Govt concedes LNG-based electricity to cost Rs51.42 per unit this fiscal year, followed by furnace oil at Rs48.56
• Hydropower remains cheapest source at Rs6.94
ISLAMABAD:In another blow for inflation-weary Pakistanis, the electricity prices are likely to go up from today as the power tariff will be jacked up to Rs30 per unit.
The government has formally acknowledged that imported liquefied natural gas (LNG) has become the most expensive fuel for power generation in the country, even surpassing furnace oil for whose replacement the multibillion-dollar LNG infrastructure was set up in the first place almost a decade ago.

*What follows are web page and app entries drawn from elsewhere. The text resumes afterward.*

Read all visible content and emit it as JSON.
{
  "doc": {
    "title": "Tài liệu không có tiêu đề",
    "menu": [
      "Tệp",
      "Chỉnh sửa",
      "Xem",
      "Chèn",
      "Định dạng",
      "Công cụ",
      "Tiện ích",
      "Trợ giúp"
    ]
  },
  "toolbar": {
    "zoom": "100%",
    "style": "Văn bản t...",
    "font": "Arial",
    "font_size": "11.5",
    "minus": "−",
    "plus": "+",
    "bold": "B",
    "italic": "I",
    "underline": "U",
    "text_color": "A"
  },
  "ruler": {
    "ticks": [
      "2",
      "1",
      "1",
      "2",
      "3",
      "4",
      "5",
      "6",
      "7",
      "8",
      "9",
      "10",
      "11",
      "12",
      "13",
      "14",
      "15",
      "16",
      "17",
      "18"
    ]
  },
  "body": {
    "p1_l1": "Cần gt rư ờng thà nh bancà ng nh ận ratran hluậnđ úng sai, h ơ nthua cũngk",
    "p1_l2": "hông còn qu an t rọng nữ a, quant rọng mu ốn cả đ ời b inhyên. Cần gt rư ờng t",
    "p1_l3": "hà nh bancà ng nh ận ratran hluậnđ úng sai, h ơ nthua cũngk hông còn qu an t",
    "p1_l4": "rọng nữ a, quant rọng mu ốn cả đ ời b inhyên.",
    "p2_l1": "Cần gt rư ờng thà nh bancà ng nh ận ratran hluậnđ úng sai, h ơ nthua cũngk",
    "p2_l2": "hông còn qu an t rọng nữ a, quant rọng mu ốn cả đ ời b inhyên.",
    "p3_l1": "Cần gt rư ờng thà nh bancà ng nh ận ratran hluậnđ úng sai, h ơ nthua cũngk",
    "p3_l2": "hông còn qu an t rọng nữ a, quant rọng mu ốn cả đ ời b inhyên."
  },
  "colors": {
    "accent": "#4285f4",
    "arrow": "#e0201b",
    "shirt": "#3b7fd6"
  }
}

In a major decision setting the reference power-purchase tariff for each month of the current fiscal year, the National Electric Power Regulatory Authority (Nepra) has only reinforced that hydropower, at Rs6.94 per unit, remains the cheapest source of electricity supply to the national grid.
This is way cheaper than the Rs51.42 per unit cost of power produced from imported LNG, which is regasified before being used as a fuel. It is followed by furnace oil-based power generation, projected at Rs48.56 per unit.
Most of the power generation capacity contracted by the PML-N government in its previous tenure (2013-18) that has come on line so far pertained to regasified liquefied natural gas (RLNG) and coal.
Also, the power regulator, which operates under the cabinet division, has put on record that the key factor behind the skyrocketing electricity prices is fixed capacity charges — 71pc of the total cost — that also involves exchange rate losses, while energy cost is around 29pc of the total power-purchase price.
This is despite the fact that a major chunk — 63pc — of the total power supply in the country is based on domestic resources.
Determining the reference power-purchase price is of utmost importance, according to the regulator, as it is a direct pass-through to consumers and accounts for a major (90pc) component of the consumer-end tariff. All future monthly fuel charge adjustments (FCAs) and quarterly adjustments (QTAs) are worked out based on the projected notified power-purchase price references.